The input section start

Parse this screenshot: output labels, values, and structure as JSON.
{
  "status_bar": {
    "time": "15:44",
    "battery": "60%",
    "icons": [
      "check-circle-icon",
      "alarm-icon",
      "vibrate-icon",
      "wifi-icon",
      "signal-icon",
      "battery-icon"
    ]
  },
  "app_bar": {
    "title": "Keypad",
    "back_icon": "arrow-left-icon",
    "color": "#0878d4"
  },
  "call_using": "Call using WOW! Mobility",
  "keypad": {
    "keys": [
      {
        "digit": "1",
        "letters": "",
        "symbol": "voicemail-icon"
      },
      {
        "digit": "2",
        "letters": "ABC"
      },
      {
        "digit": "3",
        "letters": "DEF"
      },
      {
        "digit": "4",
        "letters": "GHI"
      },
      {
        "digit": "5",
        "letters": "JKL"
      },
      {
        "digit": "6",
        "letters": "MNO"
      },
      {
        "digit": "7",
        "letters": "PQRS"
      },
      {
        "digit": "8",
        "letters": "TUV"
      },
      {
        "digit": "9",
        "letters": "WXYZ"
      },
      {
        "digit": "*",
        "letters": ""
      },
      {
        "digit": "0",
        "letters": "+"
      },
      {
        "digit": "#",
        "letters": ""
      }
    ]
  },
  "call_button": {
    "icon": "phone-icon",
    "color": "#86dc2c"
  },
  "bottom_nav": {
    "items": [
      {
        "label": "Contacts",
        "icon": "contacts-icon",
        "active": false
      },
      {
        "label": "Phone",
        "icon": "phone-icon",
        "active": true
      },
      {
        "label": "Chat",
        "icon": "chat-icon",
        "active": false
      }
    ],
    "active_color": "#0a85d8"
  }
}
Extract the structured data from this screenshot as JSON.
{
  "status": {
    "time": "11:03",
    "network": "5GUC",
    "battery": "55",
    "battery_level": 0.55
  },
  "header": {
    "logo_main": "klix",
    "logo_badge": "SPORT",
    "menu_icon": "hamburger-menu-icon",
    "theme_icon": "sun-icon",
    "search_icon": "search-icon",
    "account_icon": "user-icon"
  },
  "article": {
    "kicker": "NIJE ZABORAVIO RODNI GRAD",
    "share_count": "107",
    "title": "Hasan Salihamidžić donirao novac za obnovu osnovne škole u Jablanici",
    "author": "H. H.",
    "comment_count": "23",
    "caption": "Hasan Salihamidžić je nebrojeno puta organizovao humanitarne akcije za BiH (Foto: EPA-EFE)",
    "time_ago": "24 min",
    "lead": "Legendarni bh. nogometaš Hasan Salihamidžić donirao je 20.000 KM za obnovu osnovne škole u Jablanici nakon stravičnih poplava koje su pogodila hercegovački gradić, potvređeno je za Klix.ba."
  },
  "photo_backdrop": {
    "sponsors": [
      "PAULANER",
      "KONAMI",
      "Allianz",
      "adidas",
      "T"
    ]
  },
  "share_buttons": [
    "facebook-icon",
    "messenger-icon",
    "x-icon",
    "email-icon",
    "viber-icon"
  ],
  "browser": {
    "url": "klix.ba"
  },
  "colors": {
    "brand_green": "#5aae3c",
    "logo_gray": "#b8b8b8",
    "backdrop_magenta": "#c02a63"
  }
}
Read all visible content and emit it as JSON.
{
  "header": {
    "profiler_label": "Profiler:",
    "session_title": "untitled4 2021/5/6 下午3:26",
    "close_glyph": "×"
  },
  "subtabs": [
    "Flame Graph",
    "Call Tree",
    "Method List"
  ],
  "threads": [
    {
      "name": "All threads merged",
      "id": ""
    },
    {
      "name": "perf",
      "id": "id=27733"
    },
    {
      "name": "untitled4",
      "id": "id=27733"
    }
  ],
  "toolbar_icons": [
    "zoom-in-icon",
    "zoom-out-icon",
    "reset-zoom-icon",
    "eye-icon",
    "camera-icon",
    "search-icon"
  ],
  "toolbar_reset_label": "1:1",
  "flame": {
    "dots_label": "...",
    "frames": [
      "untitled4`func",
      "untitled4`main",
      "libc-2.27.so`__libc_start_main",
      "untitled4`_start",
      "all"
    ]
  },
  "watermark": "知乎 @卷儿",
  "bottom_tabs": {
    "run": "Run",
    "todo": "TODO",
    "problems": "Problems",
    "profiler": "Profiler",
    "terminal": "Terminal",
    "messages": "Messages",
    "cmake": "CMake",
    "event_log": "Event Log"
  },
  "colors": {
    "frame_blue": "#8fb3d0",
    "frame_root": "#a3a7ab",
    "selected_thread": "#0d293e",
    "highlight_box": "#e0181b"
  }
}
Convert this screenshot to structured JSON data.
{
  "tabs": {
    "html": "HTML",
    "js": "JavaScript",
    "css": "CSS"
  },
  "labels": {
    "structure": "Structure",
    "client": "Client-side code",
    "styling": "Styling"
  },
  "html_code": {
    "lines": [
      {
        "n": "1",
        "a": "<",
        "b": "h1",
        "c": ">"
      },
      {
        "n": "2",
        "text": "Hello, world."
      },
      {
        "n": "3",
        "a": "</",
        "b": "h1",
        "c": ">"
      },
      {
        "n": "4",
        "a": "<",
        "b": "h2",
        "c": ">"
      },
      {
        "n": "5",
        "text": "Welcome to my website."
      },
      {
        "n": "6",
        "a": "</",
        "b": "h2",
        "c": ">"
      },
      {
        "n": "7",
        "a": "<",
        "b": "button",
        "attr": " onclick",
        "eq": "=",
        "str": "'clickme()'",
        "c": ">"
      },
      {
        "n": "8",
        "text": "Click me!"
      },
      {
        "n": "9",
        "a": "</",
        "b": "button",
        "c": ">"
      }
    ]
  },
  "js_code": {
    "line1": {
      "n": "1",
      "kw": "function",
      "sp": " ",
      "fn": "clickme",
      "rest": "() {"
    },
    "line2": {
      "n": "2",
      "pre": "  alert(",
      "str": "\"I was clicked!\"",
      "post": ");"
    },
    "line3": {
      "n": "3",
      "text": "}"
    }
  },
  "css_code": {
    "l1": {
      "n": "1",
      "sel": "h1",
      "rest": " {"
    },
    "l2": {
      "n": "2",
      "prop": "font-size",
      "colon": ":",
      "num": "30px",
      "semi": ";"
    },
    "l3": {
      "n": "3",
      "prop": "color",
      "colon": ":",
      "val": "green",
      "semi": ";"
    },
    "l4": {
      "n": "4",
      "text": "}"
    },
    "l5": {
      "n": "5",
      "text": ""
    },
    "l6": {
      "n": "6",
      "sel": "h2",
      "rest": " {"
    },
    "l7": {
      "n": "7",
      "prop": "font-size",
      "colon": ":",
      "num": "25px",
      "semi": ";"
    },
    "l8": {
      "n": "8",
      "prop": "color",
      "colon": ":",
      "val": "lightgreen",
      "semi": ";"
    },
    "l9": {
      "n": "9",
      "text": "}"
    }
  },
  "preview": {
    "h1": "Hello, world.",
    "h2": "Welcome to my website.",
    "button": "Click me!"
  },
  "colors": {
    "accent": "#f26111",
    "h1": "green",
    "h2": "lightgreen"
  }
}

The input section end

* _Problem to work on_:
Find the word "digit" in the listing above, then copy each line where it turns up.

* _Expected answer_:
        "digit": "1",
        "digit": "2",
        "digit": "3",
        "digit": "4",
        "digit": "5",
        "digit": "6",
        "digit": "7",
        "digit": "8",
        "digit": "9",
        "digit": "*",
        "digit": "0",
        "digit": "#",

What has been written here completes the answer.